Have you ever gone through a long and painful electronic health record (EHR) or laboratory information system (LIS) implementation only to find that there are significant workflow gaps? Or maybe, while working, you found yourself wondering if there was an easier way to complete a repetitive task? Well, there might be an app for that! You won’t want to miss today’s session, “Mind the App: Application Development as a Solution to Unmet Needs in Laboratory Workflows,” where moderator Amrom Obstfeld, MD, PhD, will lead a discussion about the ways custom apps can be deployed to help laboratorians solve practical problems with improved efficiency and reduced risk of errors.
It should not come as a surprise that software vendors cannot meet every need of every workflow for every customer, but it is a frustrating reality. This means that a local solution is required, which often translates into a “manual workaround” with associated potential for error, inefficiencies, and propensity for safety risk. Vendor software change requests may offer relief, but can be expensive, time-consuming, and slow to evolve. The availability of Python and R as freely available open-source tools to conduct machine learning, data analytics, statistical computing, and graphing projects has facilitated their expansion into the clinical laboratory community, offering a no-cost option to experiment with innovative ideas.
This session aims to educate a general audience about the creation of web-based applications that can be simple in design, quick to make, and—most importantly—solve your most annoying problem(s). There is no prerequisite to be a programmer or know anything about writing code to attend this session.
Daniel Holmes, MD, from the University of British Columbia, will present his talk, “Why Use R and What Kinds of Apps Can I Make?” and Stephan Kadauke, MD, PhD, from the Children’s Hospital of Philadelphia, will present his talk, “Making Reliable Lab Apps: Demystifying Good Software Engineering Practices.” They will share examples of how to use an application to curate data from multiple sources to monitor a lab process and present key performance indicators.

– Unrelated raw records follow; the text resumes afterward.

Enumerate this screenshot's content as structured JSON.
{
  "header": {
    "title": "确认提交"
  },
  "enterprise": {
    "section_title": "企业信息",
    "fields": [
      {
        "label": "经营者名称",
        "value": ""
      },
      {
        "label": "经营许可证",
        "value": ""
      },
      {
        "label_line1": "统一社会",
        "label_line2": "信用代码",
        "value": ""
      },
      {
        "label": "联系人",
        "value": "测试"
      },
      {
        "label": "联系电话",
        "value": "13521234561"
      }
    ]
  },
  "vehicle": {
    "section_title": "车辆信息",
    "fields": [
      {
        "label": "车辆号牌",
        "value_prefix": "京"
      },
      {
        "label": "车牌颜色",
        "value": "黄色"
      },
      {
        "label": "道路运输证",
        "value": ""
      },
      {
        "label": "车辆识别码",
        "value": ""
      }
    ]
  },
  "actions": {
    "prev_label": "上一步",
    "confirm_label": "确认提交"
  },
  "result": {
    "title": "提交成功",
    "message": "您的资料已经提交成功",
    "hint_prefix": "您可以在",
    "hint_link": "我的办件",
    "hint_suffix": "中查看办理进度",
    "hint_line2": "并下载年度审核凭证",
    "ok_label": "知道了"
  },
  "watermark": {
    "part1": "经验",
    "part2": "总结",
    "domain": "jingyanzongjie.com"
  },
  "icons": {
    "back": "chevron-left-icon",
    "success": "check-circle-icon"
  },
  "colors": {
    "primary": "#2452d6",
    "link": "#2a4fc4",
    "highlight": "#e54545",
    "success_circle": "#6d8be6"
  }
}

This can be used to inform decisions or automate manual processes. The benefit of a customized app goes beyond automating annoying, repetitive tasks. A well-designed “lab app” can more accurately model real lab workflows, thereby reducing risk of errors and implementing innovative functionality, such as automated machine learning-supported decision support.
The presenters will provide the audience with strategies to design and implement custom apps in their own institutions. They will discuss the importance of and strategies for clinical validation to ensure data integrity; aspects of change management; and the importance of getting buy-in from leadership, as well as other intended users. They will exchange views on the merits of a governance structure, as well as the adoption of good software engineering practices to support these apps once implemented.